[Stored records]:

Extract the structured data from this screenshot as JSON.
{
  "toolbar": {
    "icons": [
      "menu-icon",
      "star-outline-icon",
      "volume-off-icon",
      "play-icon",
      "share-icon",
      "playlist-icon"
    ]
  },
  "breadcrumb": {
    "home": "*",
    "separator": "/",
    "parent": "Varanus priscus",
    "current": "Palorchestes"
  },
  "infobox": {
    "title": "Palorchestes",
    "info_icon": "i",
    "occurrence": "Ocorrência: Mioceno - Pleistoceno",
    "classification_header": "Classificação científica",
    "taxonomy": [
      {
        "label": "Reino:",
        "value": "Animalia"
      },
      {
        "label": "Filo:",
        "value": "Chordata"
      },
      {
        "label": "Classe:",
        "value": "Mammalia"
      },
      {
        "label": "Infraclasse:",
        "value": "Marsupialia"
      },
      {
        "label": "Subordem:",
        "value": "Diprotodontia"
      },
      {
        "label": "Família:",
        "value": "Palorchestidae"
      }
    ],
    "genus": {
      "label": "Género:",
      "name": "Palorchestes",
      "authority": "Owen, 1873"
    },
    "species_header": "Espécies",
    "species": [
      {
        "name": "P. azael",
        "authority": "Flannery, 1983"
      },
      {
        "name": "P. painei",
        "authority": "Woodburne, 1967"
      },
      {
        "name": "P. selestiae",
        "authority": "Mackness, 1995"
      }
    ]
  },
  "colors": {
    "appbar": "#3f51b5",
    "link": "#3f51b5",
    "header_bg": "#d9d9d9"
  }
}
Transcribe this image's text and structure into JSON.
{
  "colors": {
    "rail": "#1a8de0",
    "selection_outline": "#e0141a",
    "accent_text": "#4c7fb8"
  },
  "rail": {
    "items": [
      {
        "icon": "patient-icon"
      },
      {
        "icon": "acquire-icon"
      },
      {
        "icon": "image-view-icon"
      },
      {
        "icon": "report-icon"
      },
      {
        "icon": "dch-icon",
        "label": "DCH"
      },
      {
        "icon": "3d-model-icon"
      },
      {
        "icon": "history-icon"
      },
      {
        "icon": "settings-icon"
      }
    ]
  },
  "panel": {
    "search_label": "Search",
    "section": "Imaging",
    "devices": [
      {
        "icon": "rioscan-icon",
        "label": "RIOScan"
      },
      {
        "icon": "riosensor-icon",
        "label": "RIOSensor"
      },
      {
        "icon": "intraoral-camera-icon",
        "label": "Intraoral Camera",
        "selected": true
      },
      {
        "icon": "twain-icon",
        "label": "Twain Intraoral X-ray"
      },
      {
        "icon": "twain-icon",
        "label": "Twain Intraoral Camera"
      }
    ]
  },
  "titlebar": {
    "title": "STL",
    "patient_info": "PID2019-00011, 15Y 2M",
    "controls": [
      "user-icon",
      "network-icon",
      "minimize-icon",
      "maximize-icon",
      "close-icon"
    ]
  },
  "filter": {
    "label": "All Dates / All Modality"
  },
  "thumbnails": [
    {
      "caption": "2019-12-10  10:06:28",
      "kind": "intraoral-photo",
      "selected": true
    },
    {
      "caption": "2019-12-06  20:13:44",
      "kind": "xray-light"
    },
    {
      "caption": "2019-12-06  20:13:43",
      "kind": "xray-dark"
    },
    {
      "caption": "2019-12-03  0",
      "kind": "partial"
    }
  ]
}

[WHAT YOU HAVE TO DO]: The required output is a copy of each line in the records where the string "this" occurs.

[SOLUTION]:
Extract the structured data from this screenshot as JSON.
Transcribe this image's text and structure into JSON.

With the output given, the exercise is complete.